Dawn of the Dead (2004)
(Originally posted here)
Remaking a film is a tricky task. No matter what you do, you will still have people who think that the original was the superior version, all evidence be damned. This goes triply if the film you are remaking is a certified classic, and exponentially if you've never made a feature film in your life. Such was the case when Zack Snyder, whose work in direction and cinematography was then limited to commercials, decided to take on the audacious task of remaking George Romero's 1978 film Dawn of the Dead, one of the all-time great zombie films. Fans decried the film, and picked apart every change that Snyder made to the source material. Nobody held out any hope for a good film.
And yet a good film was exactly what they got.
Let's get one thing out of the way now: Dawn '04 isn't as amazing as the original. Twenty years from now, when this film is up for another remake starring Jaden Smith as an action hero like his dad and Chloe Moretz as a disgruntled, middle-aged Walmart employee, people are going to remember Romero's film as the definitive version of the story, not Snyder's. This remake doesn't have the tight, memorable cast of the original, its sprawling ensemble meaning that many side characters get lost in the shuffle, nor does it have its enduring social commentary. It's a much lighter film, made for an action-packed experience that's designed to make the viewers think more about the awesome kills and special effects than about issues of consumerism and class. It's a zombie horror film by way of Michael Bay, pretty much -- he may not have been involved with it, but his summer-blockbuster aesthetic pervades every aspect of the production.
Mind you, this is not a bad thing in the right hands, and between Zack Snyder's direction showing off early traces of his signature style (which crystallized with300 and Watchmen) and James Gunn's script, this film had the right hands guiding it. Dawn '04 starts out running and rarely lets up; no sooner than five minutes into the film has the action already gotten to a rolling start, and by the end of the opening credits sequence featuring a great musical pick from Johnny Cash, we're already neck-deep into the zombie apocalypse. The direction is slick and the special effects are up there with the greats of zombie cinema; even if they lack in sheer quantity of blood and viscera spilled (this is a pre-Saw mainstream horror film, after all), they make up in looking totally convincing.
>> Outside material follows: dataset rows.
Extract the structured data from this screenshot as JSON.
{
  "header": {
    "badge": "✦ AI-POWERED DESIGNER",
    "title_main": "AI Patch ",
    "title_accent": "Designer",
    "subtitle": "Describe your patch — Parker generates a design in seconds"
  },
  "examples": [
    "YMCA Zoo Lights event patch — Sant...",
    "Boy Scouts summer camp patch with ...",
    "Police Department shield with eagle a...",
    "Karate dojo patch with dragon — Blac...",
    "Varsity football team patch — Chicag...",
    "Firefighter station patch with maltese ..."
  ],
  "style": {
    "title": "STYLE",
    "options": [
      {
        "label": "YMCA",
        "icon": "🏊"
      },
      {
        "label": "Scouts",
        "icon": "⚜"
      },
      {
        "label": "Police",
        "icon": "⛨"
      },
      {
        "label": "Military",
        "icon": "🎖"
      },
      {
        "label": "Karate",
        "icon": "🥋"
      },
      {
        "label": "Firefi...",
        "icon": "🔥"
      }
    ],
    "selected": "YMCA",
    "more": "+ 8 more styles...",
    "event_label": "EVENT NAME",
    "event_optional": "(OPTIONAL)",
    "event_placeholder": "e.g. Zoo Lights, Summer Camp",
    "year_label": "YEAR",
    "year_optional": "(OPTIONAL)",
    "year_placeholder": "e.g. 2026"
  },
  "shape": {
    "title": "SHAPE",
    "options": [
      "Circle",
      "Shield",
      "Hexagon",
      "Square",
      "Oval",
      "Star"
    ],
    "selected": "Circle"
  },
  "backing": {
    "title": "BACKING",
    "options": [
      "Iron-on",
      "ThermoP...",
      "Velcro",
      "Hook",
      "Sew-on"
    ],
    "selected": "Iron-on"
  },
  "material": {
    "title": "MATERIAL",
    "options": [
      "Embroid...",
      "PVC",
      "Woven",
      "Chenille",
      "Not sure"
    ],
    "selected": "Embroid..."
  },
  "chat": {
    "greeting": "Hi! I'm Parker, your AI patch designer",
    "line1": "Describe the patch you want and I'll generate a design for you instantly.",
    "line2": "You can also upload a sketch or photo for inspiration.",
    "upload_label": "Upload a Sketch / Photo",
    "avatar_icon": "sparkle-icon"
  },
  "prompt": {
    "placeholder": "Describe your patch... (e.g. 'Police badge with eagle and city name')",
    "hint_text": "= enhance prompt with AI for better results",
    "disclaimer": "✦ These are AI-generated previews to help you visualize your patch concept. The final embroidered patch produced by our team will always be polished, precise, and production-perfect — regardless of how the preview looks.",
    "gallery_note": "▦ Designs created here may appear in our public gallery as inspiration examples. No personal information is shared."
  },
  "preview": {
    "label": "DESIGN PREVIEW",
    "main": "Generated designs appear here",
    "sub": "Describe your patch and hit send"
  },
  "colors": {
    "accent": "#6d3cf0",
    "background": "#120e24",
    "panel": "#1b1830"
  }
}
In addition, while some of the characters are underdeveloped, especially when compared to the original, the acting at least is rock-solid throughout. Sarah Polley and Ving Rhames are the highlights as the film's action heroes, and while Jake Weber's American accent is pretty shaky, his actual performance doesn't suffer for it. However, no discussion of the film's cast is complete without mentioning the fact that all of the stars of the original, save for Gaylen Ross (who still gets a nice shout-out), return for minor yet memorable roles. The best, in my opinion, is Ken Foree as a Pat Robertson-esque, fire-and-brimstone televangelist who gets to quote his most famous line from the original, but all of them are quite memorable. Not only does their presence make for a number of great "hey, it's that guy!" moments, they also lend it something of a seal of approval for Romero fans.
Lastly, the changes to the source material all help the film stand on its own two feet without coming off as a disgrace to its namesake. It's respectful without being overly reverent, like so many other remakes (Gus Van Sant's Psycho, the remake of The Omen) have a tendency to do. Zack Snyder and James Gunn realized that a film following all of the original's beats would be redundant when the original still holds up so well, so instead, they took the general story concept (people locked in a mall during a zombie apocalypse, having fun before everything goes to hell) and came up with their own characters and ideas. As mentioned above, while this results in a film that isn't as smart or as philosophical as the original, it does result in a very fun movie, filled with action-packed set pieces from the opening chase with Anna to the climatic armored convoy escape, as well as moments of levity like the "Down With the Sickness (by Richard Cheese)" scene, all leading up to an ending that is simultaneously bleak and awesome.
Score: 4 out of 5
People have been debating for nearly a decade now which version of Dawn of the Dead is the better film. For me, the Romero original's biting satire of consumerism will always top Snyder's comparatively lightweight action-horror film, but in this case, a silver medal is not a bad thing at all. It's still easily one of the better films to come out of the zombie craze of the last ten years.